My last post included 9 ways to NOT manage your autistic child. I was going to make it 18 ways, but my husband said the post would be too long…so I broke it into two parts. Here are 9 more wrong ways to manage a child with autism.
- If you are out in public and your child needs to go to the restroom with automatic paper towels that spit out the next one, don’t assume for a second that he’ll stop pulling them out. He really must be stopped.
- The cute packet from the dentist you get containing a new toothbrush, floss, toothpaste, and a toy will all be flushed down the toilet the minute you get home. Hide it! Unless, of course your husband wants hands-on training on how to uninstall the toilet and reinstall it in the same day. WOW! Soooo many words which echoed through the halls that day I cannot repeat here on this G rated blog.
- Hiding soda bottles in the corner behind the bread-maker, can lead to undesirable word associations. This attempt on our part to out-craft my son only caused him to call soda “corner” for years to come. You’ll be explaining this to every speech teacher he’ll ever have in his future education. Just don’t bother.
- Trying to hide liquid Tylenol in the chocolate milk at a young age (let’s say 2 years old) only means all chocolate milk needs to go away…FOREVER! Even years later when his sister wants a bottle of delicious chocolate milk from the grocery store. He pours it ALL out…sister was pissed and so was Mom. Hide it (but not in the corner) or don’t buy it. Ever.
- The strangest things trigger meltdowns. The waitresses at the IHOP near the beach resort you’ve taken your family to for breakfast wore a Hawaiian leis. Our son could not take his eyes off the waitress. Several times when she walked by he would attempt to tear it from her neck…that should have been our cue :(. The next time she was in sight…well…it was not pretty. This fact cannot be overlooked. It will result in screaming and embarrassing removal of your child from the restaurant. Forget the pancakes. You won’t get to eat them. The sight of leis will always remind you and you won’t think they’re pretty anymore.
- Oh and if you DO have to abruptly leave with your screaming child from a restaurant, TAKE THE CAR KEYS with you. Embarrassing moments happen when you are at the van with your screaming child and your realize you don’t have the keys. The whole restaurant is watching through those UGLY big windows while your husband gathers the other kids and quickly pays, or sends an older child (who is now petrified of all the on-lookers) with the keys to rescue you. Funny how the siblings remember these things. Do you remember the formula for humor from Temporary or Permanent? Behind the Scenes of an Autistic Artist H = (M * Tm + TE)/M. This basically means time + tragedy = humor. The more time and the bigger the tragedy the funnier the story becomes.
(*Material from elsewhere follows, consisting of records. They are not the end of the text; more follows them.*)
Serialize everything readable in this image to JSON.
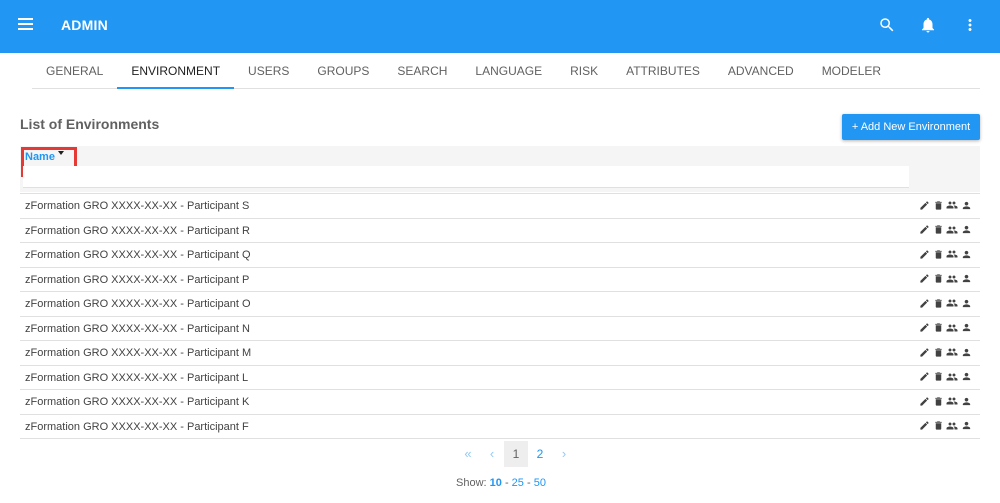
{
  "app": {
    "title": "ADMIN"
  },
  "tabs": [
    {
      "label": "GENERAL"
    },
    {
      "label": "ENVIRONMENT",
      "active": true
    },
    {
      "label": "USERS"
    },
    {
      "label": "GROUPS"
    },
    {
      "label": "SEARCH"
    },
    {
      "label": "LANGUAGE"
    },
    {
      "label": "RISK"
    },
    {
      "label": "ATTRIBUTES"
    },
    {
      "label": "ADVANCED"
    },
    {
      "label": "MODELER"
    }
  ],
  "list": {
    "title": "List of Environments",
    "add_button": "+ Add New Environment",
    "column_name": "Name",
    "filter_value": "",
    "rows": [
      "zFormation GRO XXXX-XX-XX - Participant S",
      "zFormation GRO XXXX-XX-XX - Participant R",
      "zFormation GRO XXXX-XX-XX - Participant Q",
      "zFormation GRO XXXX-XX-XX - Participant P",
      "zFormation GRO XXXX-XX-XX - Participant O",
      "zFormation GRO XXXX-XX-XX - Participant N",
      "zFormation GRO XXXX-XX-XX - Participant M",
      "zFormation GRO XXXX-XX-XX - Participant L",
      "zFormation GRO XXXX-XX-XX - Participant K",
      "zFormation GRO XXXX-XX-XX - Participant F"
    ],
    "row_actions": [
      "edit-icon",
      "delete-icon",
      "group-icon",
      "person-icon"
    ]
  },
  "pagination": {
    "first": "«",
    "prev": "‹",
    "pages": [
      "1",
      "2"
    ],
    "current": "1",
    "next": "›",
    "show_label": "Show:",
    "page_sizes": [
      "10",
      "25",
      "50"
    ],
    "page_size_selected": "10"
  },
  "colors": {
    "primary": "#2196f3",
    "highlight": "#e53935"
  }
}
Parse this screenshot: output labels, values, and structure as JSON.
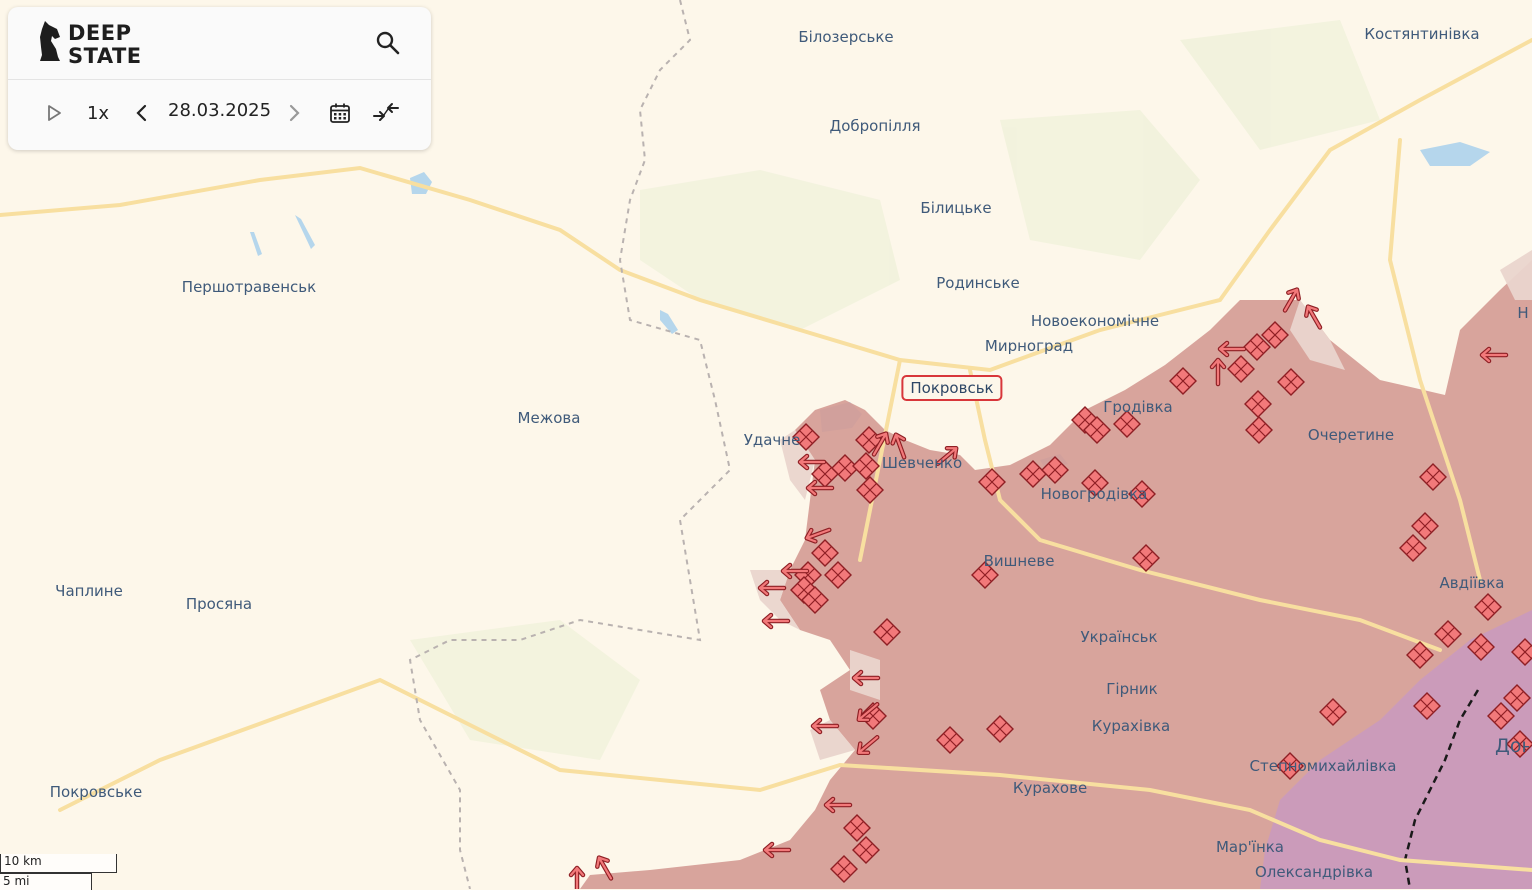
{
  "app": {
    "logo_line1": "DEEP",
    "logo_line2": "STATE"
  },
  "toolbar": {
    "speed": "1x",
    "date": "28.03.2025"
  },
  "icons": {
    "search": "search-icon",
    "play": "play-icon",
    "prev": "chevron-left-icon",
    "next": "chevron-right-icon",
    "calendar": "calendar-icon",
    "compare": "compare-icon"
  },
  "colors": {
    "occupied": "#d49a94",
    "contested": "#ead5cd",
    "marker": "#f2797a",
    "road": "#f8dfa0",
    "selected_outline": "#d8363a"
  },
  "places": {
    "bilozerske": "Білозерське",
    "kostiantynivka": "Костянтинівка",
    "dobropillia": "Добропілля",
    "bilytske": "Білицьке",
    "rodynske": "Родинське",
    "pershotravensk": "Першотравенськ",
    "novoekonomichne": "Новоекономічне",
    "myrnohrad": "Мирноград",
    "pokrovsk": "Покровськ",
    "hrodivka": "Гродівка",
    "ocheretyne": "Очеретине",
    "mezhova": "Межова",
    "udachne": "Удачне",
    "shevchenko": "Шевченко",
    "novohrodivka": "Новогродівка",
    "vyshneve": "Вишневе",
    "avdiivka": "Авдіївка",
    "chapline": "Чаплине",
    "prosiana": "Просяна",
    "ukrainsk": "Українськ",
    "hirnyk": "Гірник",
    "kurakhivka": "Курахівка",
    "stepnomykhailivka": "Степномихайлівка",
    "kurakhove": "Курахове",
    "pokrovske": "Покровське",
    "marinka": "Мар'їнка",
    "oleksandrivka": "Олександрівка",
    "donetsk": "Донецьк",
    "cut_right": "Н"
  },
  "scale": {
    "km": "10 km",
    "mi": "5 mi"
  }
}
- If you have an O.C.D. friend whose house is perfect… you know, the one who spent time organizing all those Golden Books in her daughter’s room into alphabetical order…don’t take your child to visit. He will rake all the books off the shelves and make a giant book mountain to climb on top of. And all her markers nicely stored away on her daughter’s cute little desk will end up all over her room with the tops off. Your friendship will not survive this tragic sequence of events. Hmmm, maybe she needs a autistic child…just a thought.
- If you are going somewhere in a hurry, don’t assume your child will know to get in the van without a struggle. This means he has to get his pillow and blanket and anything else he wants. Just take the things with him. There will be no peace if you don’t.
- When you relocate to a new town and decide to take your child to Longhorn Steakhouse because this is your child’s favorite restaurant, don’t assume he’ll know you are going to the one in your new town! Don’t ignore the signs…the look of distress…the screaming…the physical attacks…they mean something. It may be that he thinks you are headed on a long trip back to the Longhorn in your previous town…you know…the ONLY Longhorn Steakhouse he knows. The nice outing will be doomed before you even get there.
I hope you enjoyed these last two posts with 18 ways not to manage your Autistic child. I am sure I will come up with at least a few dozen more as they come to mind.